Top of Study material

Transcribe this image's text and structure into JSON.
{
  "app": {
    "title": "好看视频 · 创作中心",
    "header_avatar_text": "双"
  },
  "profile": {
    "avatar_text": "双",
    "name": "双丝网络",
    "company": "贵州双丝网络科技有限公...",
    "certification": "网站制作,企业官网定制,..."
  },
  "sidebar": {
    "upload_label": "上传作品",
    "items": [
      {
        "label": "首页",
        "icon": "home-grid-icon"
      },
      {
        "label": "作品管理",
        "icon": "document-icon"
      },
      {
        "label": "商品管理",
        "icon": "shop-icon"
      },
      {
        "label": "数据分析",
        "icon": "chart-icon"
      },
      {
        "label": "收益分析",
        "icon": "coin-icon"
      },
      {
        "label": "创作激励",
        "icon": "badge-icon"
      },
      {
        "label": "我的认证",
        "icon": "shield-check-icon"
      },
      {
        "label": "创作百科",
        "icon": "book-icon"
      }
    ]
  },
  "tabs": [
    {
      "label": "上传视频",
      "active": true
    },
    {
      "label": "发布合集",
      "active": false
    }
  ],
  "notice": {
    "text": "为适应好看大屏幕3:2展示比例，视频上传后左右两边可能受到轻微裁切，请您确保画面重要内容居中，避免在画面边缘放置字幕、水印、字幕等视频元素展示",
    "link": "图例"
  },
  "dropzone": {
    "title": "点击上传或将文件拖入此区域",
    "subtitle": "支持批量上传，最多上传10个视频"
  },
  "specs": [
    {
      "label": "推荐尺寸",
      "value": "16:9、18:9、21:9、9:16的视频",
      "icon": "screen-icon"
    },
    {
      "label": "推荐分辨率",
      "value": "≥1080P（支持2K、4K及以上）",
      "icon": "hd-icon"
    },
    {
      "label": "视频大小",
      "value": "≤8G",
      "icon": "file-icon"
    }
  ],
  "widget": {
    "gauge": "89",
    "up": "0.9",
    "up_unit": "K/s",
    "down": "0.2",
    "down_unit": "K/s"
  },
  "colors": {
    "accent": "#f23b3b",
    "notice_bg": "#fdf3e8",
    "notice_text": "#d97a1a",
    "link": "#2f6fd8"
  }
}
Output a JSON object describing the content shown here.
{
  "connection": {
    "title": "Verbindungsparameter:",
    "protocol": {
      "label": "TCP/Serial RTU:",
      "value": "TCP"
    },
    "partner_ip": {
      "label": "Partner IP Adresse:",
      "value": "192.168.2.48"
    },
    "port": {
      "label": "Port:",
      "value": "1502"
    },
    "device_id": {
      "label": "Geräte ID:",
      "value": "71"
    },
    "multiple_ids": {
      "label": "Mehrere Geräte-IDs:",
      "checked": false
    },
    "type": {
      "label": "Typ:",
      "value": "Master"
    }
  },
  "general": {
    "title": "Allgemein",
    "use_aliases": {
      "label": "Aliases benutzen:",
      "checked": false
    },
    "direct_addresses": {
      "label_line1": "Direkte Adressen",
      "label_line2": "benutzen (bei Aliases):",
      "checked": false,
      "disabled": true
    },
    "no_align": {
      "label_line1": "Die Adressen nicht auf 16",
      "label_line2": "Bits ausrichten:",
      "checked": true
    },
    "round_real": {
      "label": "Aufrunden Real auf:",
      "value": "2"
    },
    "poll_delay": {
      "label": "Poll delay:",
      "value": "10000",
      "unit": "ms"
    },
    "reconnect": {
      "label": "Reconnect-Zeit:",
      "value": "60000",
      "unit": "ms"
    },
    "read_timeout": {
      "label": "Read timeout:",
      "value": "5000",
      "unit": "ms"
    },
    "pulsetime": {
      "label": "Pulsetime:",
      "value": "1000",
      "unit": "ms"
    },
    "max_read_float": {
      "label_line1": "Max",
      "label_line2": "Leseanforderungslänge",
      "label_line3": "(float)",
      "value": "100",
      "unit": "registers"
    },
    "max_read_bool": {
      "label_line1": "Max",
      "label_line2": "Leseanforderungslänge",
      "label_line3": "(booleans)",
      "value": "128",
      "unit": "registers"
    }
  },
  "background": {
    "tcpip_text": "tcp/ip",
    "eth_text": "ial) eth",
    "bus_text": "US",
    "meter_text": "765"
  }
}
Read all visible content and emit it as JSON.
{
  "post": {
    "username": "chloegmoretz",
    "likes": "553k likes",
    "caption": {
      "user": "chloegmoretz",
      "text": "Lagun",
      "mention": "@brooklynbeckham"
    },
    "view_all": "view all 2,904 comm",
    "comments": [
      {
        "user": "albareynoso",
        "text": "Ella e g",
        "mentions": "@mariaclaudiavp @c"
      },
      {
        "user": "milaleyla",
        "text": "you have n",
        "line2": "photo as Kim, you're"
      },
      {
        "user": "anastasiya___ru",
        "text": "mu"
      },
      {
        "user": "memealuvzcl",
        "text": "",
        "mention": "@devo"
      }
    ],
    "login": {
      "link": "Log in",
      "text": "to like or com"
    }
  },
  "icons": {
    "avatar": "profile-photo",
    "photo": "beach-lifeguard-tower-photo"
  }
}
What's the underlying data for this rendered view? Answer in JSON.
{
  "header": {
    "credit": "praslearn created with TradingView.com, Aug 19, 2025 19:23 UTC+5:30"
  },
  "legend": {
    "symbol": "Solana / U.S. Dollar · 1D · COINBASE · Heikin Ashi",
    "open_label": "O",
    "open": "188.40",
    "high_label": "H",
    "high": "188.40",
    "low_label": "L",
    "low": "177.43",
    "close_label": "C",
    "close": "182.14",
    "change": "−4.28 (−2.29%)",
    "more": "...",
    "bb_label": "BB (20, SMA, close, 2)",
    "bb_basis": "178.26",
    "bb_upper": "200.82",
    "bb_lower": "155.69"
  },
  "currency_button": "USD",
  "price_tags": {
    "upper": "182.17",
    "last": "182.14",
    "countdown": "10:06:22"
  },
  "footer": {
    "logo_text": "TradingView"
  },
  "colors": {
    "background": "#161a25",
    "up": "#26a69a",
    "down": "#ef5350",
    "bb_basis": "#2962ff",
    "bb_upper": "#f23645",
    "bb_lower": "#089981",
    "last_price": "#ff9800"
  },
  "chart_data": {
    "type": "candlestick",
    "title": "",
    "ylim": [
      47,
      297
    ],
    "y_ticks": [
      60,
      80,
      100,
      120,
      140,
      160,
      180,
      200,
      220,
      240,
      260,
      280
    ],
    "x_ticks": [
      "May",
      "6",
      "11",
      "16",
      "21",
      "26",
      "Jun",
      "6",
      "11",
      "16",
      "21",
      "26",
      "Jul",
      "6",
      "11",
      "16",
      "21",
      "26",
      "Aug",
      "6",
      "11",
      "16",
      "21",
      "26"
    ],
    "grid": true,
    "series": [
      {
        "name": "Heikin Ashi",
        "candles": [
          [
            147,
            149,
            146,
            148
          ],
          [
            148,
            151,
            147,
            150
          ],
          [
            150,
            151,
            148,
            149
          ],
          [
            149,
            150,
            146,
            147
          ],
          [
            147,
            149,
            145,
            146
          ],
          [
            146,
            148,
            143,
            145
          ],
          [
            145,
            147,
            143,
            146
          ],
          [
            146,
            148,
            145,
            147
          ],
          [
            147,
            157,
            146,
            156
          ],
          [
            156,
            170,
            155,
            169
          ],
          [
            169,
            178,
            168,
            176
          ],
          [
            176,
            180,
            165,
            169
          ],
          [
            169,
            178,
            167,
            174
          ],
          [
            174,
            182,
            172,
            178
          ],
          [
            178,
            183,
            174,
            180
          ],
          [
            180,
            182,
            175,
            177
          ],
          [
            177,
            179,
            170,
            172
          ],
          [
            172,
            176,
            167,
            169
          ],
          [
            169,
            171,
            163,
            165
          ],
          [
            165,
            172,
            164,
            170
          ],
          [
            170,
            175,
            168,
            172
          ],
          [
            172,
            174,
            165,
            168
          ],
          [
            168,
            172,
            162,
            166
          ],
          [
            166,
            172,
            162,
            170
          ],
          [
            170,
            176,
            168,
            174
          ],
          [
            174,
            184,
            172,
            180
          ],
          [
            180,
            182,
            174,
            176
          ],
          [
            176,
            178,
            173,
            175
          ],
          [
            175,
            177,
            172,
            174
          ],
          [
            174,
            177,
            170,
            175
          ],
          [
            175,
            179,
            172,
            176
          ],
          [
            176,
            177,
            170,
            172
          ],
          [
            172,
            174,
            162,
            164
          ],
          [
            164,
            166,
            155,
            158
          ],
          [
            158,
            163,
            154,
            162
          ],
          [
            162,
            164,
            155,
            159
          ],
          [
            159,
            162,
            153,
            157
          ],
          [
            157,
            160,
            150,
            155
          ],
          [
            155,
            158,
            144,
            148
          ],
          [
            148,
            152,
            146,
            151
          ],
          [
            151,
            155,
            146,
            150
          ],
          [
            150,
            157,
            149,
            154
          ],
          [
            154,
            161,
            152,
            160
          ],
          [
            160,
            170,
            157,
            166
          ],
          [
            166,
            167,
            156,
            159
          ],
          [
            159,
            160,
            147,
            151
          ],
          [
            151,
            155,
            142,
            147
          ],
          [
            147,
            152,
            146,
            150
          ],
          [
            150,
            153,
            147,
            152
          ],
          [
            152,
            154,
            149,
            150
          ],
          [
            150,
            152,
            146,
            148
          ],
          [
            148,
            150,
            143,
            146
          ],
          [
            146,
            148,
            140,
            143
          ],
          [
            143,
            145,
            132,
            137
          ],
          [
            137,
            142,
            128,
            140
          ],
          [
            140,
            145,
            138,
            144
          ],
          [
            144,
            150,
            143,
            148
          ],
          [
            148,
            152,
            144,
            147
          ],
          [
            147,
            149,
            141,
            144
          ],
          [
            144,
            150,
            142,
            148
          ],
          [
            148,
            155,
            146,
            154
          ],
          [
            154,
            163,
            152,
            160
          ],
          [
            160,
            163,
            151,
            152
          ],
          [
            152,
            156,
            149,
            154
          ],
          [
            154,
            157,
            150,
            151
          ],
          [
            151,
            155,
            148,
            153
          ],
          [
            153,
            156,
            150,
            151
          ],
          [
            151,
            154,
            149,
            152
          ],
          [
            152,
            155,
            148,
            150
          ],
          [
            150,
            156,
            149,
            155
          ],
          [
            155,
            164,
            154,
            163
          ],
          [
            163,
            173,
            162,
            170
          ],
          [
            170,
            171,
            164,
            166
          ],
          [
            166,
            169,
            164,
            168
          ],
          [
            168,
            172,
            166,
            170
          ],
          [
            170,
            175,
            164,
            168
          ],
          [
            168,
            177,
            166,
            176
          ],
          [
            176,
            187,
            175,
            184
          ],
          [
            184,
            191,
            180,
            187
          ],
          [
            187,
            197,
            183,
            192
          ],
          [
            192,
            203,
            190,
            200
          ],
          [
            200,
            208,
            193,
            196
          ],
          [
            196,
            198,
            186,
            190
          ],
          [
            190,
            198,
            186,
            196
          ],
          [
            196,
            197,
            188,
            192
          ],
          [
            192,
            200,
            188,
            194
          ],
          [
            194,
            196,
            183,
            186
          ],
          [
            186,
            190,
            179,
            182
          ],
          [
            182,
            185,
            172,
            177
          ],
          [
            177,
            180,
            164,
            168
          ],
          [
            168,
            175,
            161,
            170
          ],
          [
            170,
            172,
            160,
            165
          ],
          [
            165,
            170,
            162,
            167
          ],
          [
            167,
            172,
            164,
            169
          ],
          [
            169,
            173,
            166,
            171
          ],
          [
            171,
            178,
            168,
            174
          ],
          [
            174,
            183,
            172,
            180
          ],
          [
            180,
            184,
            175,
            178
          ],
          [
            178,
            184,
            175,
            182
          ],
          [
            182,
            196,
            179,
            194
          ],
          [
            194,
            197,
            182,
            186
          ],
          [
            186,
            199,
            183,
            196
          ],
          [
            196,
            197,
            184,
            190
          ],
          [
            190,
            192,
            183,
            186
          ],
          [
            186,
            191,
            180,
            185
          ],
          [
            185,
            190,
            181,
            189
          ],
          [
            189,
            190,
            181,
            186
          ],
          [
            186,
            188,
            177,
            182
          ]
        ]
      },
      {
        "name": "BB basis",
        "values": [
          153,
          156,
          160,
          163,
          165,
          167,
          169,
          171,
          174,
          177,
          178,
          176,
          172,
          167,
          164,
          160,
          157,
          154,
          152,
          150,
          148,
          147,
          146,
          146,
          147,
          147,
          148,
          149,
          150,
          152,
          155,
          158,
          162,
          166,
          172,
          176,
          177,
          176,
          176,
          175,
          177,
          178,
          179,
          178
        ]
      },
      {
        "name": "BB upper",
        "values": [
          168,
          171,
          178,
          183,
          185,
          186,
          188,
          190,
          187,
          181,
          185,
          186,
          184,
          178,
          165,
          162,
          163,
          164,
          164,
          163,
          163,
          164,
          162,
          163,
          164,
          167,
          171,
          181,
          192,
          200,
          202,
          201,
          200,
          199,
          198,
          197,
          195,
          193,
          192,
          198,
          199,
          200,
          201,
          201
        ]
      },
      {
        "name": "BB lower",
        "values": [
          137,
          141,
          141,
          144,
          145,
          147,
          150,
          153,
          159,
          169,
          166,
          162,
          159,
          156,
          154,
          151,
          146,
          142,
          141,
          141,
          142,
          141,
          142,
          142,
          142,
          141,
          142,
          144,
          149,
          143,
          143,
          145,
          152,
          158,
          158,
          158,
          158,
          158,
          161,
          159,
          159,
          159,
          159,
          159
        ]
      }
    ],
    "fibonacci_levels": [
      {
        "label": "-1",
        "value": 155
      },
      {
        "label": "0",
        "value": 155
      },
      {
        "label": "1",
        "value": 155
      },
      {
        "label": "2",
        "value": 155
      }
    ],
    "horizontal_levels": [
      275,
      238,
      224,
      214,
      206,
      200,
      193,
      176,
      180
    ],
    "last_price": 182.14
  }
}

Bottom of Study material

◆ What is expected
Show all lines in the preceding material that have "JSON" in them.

◆ Reply to the exercise
Transcribe this image's text and structure into JSON.
Output a JSON object describing the content shown here.
Read all visible content and emit it as JSON.
What's the underlying data for this rendered view? Answer in JSON.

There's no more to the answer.